**Your assignment**
For the records below, say how many lines contain the string "structured". Give the number only.

[Excerpts from an interface dataset]
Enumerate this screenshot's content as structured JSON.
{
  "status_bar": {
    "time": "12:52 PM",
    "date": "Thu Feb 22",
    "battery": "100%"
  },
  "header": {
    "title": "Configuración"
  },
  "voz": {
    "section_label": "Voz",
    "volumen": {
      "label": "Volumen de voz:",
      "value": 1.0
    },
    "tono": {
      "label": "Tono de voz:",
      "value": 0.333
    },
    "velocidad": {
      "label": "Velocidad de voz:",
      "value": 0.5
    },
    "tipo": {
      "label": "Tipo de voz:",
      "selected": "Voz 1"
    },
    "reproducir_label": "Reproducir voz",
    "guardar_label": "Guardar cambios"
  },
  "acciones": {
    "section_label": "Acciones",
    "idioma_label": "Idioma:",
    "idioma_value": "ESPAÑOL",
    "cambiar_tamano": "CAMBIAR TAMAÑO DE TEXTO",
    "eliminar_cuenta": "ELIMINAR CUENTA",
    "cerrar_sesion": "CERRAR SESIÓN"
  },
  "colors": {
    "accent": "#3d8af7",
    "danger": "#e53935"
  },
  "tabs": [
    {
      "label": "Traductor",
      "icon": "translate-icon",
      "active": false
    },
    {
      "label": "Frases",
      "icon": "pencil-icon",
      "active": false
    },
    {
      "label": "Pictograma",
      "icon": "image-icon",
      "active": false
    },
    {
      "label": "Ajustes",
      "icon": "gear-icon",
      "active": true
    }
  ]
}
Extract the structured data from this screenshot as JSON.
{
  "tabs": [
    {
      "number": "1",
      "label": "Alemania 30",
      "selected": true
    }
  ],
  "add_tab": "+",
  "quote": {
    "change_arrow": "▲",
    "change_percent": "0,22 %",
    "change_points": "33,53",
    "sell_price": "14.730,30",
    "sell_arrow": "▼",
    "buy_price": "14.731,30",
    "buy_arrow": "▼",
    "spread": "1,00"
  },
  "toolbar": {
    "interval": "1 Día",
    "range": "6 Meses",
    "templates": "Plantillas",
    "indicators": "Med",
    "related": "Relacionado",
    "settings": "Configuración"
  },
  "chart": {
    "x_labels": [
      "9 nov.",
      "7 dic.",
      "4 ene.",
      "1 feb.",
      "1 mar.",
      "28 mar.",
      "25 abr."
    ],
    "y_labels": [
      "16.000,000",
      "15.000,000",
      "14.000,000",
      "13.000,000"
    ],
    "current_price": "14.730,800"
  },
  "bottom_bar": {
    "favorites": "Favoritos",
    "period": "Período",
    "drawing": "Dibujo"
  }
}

**Task solution**
2